Heroes of subjectivity? Ulysses in 20th century philosophy.
The course aims at analyzing Ulysses’s figure as it appears in two famous 20th century philosophical readings: Max Horkheimer and T.W. Adorno’s Dialectic of Enlightment is undoubtedly the most famous philosophical reading of Odysseus who, according to them, represents the cunning instrumental reason already drenched in exploiting and appropriative ideals. Odysseus, according to the Frankfurt philosophers, is the prototype of the bourgeois capitalist individual who will rule in modernity. Moreover, Odysseus is polytropos – the multi-resourceful hero – who uses his ratio to reduce everything to inert matter in order to dominate it: by annihilating nature through reason Odysseus annihilates himself too. A death instinct runs through the evolution of the Enlightment rationality, shaping its dialectic.

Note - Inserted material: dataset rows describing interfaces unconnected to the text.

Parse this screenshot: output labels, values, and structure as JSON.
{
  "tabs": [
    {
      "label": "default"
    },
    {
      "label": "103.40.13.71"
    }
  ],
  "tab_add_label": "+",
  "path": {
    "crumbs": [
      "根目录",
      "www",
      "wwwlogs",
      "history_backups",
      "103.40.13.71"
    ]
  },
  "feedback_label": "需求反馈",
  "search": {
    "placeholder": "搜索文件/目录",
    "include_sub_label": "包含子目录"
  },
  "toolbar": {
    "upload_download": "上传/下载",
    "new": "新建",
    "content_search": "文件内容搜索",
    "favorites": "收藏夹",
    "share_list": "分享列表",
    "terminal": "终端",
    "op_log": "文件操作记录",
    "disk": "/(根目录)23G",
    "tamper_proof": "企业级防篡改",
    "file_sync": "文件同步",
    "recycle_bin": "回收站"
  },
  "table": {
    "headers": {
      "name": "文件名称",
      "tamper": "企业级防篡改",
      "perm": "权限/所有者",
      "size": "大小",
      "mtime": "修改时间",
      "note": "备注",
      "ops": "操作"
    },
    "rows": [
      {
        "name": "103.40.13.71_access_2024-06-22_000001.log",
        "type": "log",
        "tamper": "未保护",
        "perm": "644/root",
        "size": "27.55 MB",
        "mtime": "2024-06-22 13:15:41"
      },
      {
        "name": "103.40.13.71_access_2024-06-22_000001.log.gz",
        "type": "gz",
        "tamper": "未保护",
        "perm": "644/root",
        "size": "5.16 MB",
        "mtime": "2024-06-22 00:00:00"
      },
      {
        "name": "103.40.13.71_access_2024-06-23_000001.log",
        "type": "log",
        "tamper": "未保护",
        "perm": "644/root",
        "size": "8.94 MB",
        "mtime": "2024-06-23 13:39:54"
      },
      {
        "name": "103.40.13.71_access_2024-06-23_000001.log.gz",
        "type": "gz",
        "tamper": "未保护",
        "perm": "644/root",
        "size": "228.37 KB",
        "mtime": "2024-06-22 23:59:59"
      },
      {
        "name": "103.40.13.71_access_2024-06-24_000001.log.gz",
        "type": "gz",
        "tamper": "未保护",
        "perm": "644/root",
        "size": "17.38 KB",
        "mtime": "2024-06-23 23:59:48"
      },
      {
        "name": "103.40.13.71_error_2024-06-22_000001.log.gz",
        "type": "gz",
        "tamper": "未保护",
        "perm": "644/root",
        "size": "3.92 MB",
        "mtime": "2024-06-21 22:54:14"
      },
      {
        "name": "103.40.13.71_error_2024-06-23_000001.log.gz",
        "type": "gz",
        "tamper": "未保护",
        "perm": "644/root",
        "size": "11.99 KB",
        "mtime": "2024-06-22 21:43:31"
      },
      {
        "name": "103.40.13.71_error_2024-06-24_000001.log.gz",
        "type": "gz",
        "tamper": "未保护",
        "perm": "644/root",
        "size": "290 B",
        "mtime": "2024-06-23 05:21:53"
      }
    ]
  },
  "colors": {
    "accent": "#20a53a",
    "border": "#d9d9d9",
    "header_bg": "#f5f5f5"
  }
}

The second reading will be that of Hannah Arendt who, in various texts – The Human Condition, Between Past and Future, The life of the mind – reads Ulysses as the emblem of a subjectivity that is prey of circumstances and contingencies, and who acquires awareness of self and world through the narrative form that his adventures obtain thanks to the words of the bard, the teller of tales. With Ulysses, according to Arendt, history is born. And history, in the original Arendtian reading influenced greatly by ancient Greek culture, is a way to save, to redeem human finitude from futility and forgetfulness.
In light of these two different readings of the character of Ulysses, the course will analyze how different ways of conceptualizing subjectivity entail different ways of conceptualizing history and politics.
Students will be asked to actively participate in the course, with presentaitons – written and oral – and class discussion of the texts. Further in-depth analyses of Ulysses figure in literature and poetry will be given during the course.
|M. Horkheimer, T.W. Adorno||Dialettica dell’Illuminismo (1947)||Einaudi, Torino||2010|
|S. Petrucciani||Introduzione a Adorno||Laterza, Roma-Bari||2007|
|Omero||Odissea ( a cura di M.G. Ciani e E. Avezzù)||Marsilio, Venezia||2000||lettura consigliata|
|H. Arendt||Ta passato e futuro||Garzanti, Milano||1999||Pagine in programma: Il concetto di storia: nell’antichità e oggi, pp. 70-129.|
|A. Cavarero||Tu che mi guardi, tu che mi racconti||Feltrinelli||2001||Pagine in programma: Il Paradosso di Ulisse, pp. 27-45|
|Hannah Arendt||Vita activa||Bompiani, Milano||1999||Pagine in programma: Cap. V. L’azione, pp. 127-182.|
To students attending the course it will be asked to actively participate in class - through oral and or written presentations. Such active participation will count as partial fulfillment of the course.